First George W. Bush picks UN-basher John Bolton to be ambassador to the United Nations. Then he nominates Karen Hughes, a champion spinner who has little foreign policy experience, to be under secretary of state in charge of enhancing the United States’ image abroad. Next, Bush taps Deputy Defense Secretary Paul Wolfowitz to run the World Bank.
The Wolfowitz nomination is a win for the Pentagon but a loss for the world. Wolfowitz’s achievements as a warmonger may say little about his views on international development, but his record on Iraq is one of miscalculation and exaggeration. And the poor of the world deserve a World Bank president with better judgment.
A leading neocon, Wolfowitz was a chief cheerleader for the war in Iraq–even before 9/11. In the first months of the Bush administration, Wolfowitz advocated toppling Saddam Hussein by sending in US troops to seize Iraq’s oil fields and establish a foothold. Then, according to Wolfowitz, the rest of the country would rise up against Hussein. As Bob Woodward reported, then-Secreatry of State Colin Powell called this idea “lunacy.”
Right after the horrific attacks of September 11, Wolfowitz again called for attacking Iraq. He argued that Iraq would be a much easier target than Afghanistan. So much for his strategic sense. And before the invasion of Iraq he was a key pitchman for the phony case that Saddam Hussein presented a direct WMD threat to the United States. For example, on December 2, 2002, he said, “[Bush’s] determination to use force if necessary is because of the threat posed by Iraq’s weapons of mass destruction.” At a subsequent speech at the Council on Foreign Relations, Wolfowitz claimed the WMD case for war was “very convincing.” (After the invasion, WMD hunters David Kay and Charles Duelfer concluded there had been no WMDs. And a Senate intelligence committee report noted that the prewar intelligence had been flawed–that is, not all that convincing.)

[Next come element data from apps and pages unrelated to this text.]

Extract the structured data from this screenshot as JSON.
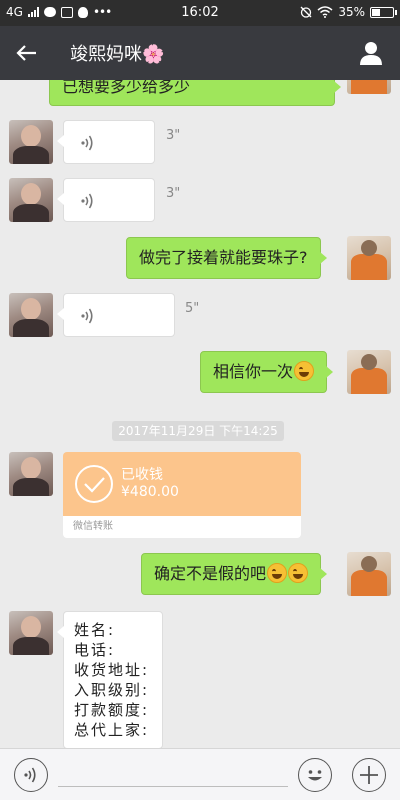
{
  "status_bar": {
    "network": "4G",
    "time": "16:02",
    "battery": "35%",
    "battery_level": 0.35
  },
  "header": {
    "title": "竣熙妈咪🌸",
    "back_icon": "back-arrow-icon",
    "profile_icon": "person-icon"
  },
  "messages": {
    "m0": {
      "sender": "self",
      "text": "已想要多少给多少"
    },
    "m1": {
      "sender": "other",
      "type": "voice",
      "duration": "3\""
    },
    "m2": {
      "sender": "other",
      "type": "voice",
      "duration": "3\""
    },
    "m3": {
      "sender": "self",
      "text": "做完了接着就能要珠子?"
    },
    "m4": {
      "sender": "other",
      "type": "voice",
      "duration": "5\""
    },
    "m5": {
      "sender": "self",
      "text": "相信你一次"
    },
    "timestamp": "2017年11月29日 下午14:25",
    "m6": {
      "sender": "other",
      "type": "transfer",
      "status": "已收钱",
      "amount": "¥480.00",
      "footer": "微信转账"
    },
    "m7": {
      "sender": "self",
      "text": "确定不是假的吧"
    },
    "m8": {
      "sender": "other",
      "lines": [
        "姓名:",
        "电话:",
        "收货地址:",
        "入职级别:",
        "打款额度:",
        "总代上家:"
      ]
    }
  },
  "input_bar": {
    "voice_icon": "voice-input-icon",
    "emoji_icon": "emoji-icon",
    "plus_icon": "plus-icon"
  }
}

Shortly after the start of the war, Wolfowitz declared there had been “no oversell” of the WMD threat. No “oversell”? He said there were WMDs; there were no WMDs. Isn’t that, by definition, overselling? Wolfowitz did tell Vanity Fair that the WMD argument had been quite convenient: “For bureaucratic reasons. we settled on one issue, weapons of mass destruction, because it was the one reason everyone could agree on.” It just happened to be the only reason deployed by Bush and Wolfowitz that made the immediate safety of the country the paramount issue. But with the WMDs clearly missing in action, Wolfowitz tried to pivot. Appearing before Congress, he explained that intelligence is “an art not a science” and that the absence of WMDs did not mean “that anybody misled anybody.” Yet before the war he had depicted the intelligence not as art” but as hard-and-fast and “very convincing” material.